The Firecracker is visible in the rear view - it is the 1" square PCB on the
right side of the BS2 clone board. When he turns the light off, he announces,
"Kris is in the dark", and then "Time to wake up, Kris" when he turns it back on.
The speaker has a plastic cover [part of a plastic blister pack from a ceiling fan
light bulb package] which serves to protect the speaker's paper cone. It has the
added benefit of increasing the sound volume!
The ping pong ball is actually the tail wheel on a U-bracket. Instead of a caster wheel,
the ping pong rolls on a horizontal axis. When ID4 turns - differential
drive style - the ball just slides sideways and then rolls again under
forward or backward movement.
The switch is double-throw. When thrown towards the batteries, the
servos are energized and ID4 can move. When thrown to the left, the
servos are not energized - this makes it MUCH easier when debugging
and actual motion is not required!
He has a switch for changing modes from simple obstacle avoidance, to
light-seeking and dark-seeking. He also tells you [via speech board]

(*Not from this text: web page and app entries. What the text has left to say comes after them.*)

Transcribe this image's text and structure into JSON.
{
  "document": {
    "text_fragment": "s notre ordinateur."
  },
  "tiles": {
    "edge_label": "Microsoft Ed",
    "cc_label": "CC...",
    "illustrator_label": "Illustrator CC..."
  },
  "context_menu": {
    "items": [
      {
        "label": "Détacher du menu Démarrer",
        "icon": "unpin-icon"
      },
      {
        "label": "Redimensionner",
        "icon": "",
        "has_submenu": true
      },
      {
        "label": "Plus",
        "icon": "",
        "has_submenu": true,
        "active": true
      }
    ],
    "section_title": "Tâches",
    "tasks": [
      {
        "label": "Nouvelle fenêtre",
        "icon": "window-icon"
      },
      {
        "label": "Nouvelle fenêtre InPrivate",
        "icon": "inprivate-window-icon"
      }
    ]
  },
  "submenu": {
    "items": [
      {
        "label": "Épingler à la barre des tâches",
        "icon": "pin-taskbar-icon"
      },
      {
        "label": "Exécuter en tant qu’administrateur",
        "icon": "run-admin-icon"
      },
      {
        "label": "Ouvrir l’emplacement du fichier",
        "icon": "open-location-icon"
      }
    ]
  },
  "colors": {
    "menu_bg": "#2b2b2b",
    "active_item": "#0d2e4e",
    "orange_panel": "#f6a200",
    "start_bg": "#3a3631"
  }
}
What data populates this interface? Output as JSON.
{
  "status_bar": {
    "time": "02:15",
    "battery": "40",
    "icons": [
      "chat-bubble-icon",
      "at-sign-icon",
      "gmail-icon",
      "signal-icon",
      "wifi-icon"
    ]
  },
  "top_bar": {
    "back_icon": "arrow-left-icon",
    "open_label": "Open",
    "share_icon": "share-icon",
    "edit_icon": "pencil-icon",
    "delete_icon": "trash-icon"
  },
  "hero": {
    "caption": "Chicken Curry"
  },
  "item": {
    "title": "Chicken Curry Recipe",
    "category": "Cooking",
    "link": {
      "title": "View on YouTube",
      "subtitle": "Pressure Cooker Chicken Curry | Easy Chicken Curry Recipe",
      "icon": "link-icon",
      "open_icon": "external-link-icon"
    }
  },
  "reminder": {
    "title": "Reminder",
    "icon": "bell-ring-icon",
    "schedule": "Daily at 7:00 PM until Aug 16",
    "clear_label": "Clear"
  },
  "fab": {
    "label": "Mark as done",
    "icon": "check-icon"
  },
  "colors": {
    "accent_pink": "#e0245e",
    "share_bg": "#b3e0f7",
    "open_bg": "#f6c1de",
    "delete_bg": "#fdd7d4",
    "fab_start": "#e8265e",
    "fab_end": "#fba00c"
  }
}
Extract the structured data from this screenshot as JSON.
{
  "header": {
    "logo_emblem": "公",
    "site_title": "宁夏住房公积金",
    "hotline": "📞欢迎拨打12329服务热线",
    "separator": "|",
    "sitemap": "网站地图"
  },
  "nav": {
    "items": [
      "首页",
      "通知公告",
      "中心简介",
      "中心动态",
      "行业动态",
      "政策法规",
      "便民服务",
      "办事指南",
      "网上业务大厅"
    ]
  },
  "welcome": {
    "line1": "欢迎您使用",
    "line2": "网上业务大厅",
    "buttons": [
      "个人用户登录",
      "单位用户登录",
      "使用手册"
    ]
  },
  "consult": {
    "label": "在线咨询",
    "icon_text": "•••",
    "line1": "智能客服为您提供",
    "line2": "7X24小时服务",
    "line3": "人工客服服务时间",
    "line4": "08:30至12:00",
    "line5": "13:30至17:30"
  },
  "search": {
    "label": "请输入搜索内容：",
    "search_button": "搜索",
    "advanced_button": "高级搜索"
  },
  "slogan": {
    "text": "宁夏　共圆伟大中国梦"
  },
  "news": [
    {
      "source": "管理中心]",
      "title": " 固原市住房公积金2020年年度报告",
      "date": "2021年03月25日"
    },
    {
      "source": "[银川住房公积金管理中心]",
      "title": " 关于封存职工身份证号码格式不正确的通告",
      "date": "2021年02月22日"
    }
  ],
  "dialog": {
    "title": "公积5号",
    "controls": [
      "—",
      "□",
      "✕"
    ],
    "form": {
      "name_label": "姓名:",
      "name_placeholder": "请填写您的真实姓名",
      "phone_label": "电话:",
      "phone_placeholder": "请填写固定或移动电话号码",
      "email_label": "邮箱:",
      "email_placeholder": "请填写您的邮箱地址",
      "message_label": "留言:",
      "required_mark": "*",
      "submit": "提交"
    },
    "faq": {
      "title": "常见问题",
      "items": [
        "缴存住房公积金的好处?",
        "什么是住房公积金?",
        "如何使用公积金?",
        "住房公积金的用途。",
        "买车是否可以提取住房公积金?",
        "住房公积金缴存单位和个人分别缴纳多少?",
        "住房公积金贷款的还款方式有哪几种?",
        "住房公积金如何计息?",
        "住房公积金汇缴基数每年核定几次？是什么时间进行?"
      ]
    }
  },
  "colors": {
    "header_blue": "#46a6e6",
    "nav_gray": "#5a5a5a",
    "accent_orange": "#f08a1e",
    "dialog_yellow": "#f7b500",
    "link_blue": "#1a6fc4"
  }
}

what mode he is in.
Missing - still - are his bump switches for those times when the
IRPD fails him!
[usually from running into things at an oblique angle]
With the recent addition of the speech board and speaker, he has
become a little front-heavy. Whenever he backs up, he tips
and looks like he is doing a wheely, dragster style. I hope to fix that
when I mount some rechargeable batteries on his underside instead of
the alkalines on his top under the BS2 board. You can't quite see his 9v battery
for the BS2 underneath in the rear.
This page made of 100% recycled bits.
Edited (as my 12-year son brags of his web pages) with Notepad.